Crop harvest is ‘virtually complete’ in Iowa
Nearly all of Iowa’s corn and soybean fields have been harvested, according to the U.S. Department of Agriculture’s final crop update about the state this year.
“Corn harvested for grain is virtually complete with farmers in the southern part of the state still running a few combines,” the USDA said in its Monday report.
The soybean harvest finished about two weeks ago. Both crop harvests concluded more than a week ahead of the five-year average, in part because late summer heat and drought conditions led the crops to mature earlier.
The USDA predicted this month that Iowa corn yields will average about 200 bushels per acre despite persistent drought conditions and that soybean yields will average about 58 bushels per acre. That roughly matches the actual production reported for last year.
The USDA estimates that about 33% of the state’s topsoil and 27% of its subsoil has adequate moisture for growing crops heading into winter, when frozen ground limits water absorption. The frost depth in some parts of Iowa was three inches on Monday, according to the National Weather Service.

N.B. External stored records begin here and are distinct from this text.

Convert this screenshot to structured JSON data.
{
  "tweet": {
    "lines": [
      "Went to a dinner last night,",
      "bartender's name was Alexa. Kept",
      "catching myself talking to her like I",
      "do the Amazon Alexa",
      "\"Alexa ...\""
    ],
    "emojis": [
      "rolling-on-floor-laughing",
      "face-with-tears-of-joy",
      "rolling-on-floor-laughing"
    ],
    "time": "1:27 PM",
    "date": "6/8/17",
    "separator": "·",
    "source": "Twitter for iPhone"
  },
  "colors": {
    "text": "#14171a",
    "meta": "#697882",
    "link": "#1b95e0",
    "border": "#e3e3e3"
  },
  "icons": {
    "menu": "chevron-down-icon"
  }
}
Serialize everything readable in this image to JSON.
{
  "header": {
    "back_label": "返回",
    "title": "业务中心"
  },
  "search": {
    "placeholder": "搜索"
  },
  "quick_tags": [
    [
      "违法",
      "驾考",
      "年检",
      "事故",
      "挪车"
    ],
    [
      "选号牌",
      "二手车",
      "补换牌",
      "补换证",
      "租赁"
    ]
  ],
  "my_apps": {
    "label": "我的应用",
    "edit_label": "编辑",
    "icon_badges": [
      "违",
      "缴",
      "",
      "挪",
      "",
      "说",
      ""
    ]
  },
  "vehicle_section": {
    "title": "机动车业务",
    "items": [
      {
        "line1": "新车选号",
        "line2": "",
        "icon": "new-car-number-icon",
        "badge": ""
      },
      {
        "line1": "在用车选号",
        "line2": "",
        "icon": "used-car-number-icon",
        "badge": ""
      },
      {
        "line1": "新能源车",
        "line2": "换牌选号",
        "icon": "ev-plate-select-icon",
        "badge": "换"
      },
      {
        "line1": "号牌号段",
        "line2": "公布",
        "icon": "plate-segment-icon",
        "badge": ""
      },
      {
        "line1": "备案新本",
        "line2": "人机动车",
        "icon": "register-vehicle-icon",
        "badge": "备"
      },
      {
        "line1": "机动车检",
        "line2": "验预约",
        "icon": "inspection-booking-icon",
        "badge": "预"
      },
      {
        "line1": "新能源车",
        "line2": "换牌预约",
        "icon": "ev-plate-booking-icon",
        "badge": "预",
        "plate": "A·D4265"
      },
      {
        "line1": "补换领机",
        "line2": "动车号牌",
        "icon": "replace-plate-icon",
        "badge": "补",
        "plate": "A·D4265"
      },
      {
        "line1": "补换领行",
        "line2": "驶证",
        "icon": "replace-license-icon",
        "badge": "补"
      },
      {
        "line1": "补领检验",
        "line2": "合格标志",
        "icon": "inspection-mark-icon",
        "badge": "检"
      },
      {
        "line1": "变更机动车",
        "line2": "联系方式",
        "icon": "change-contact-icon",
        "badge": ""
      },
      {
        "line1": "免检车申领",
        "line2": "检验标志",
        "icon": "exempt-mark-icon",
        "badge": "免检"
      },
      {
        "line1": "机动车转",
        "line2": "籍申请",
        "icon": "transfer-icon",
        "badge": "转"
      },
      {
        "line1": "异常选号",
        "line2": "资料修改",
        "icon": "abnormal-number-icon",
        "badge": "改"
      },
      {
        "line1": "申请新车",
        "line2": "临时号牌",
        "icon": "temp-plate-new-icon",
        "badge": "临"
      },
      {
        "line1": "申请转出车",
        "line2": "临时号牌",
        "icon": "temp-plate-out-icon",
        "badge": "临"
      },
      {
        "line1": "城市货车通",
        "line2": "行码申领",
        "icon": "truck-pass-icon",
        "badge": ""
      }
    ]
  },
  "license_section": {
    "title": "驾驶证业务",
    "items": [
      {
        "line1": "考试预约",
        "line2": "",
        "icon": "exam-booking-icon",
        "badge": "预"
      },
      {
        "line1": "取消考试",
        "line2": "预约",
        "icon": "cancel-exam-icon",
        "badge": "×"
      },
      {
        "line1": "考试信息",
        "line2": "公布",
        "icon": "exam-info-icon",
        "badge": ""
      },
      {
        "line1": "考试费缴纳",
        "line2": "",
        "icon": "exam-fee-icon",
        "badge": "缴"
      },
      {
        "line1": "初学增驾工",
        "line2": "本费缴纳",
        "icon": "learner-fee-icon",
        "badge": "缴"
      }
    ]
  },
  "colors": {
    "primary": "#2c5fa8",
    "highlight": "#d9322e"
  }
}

Dry conditions across most of Iowa have been largely static in recent weeks, according to the U.S. Drought Monitor. About 84% of the state is suffering from some measure of drought, and about half of eastern Iowa has extreme drought, the second-to-worst of four classifications.
Those conditions are expected to persist until at least the end of February, according to the federal Climate Prediction Center.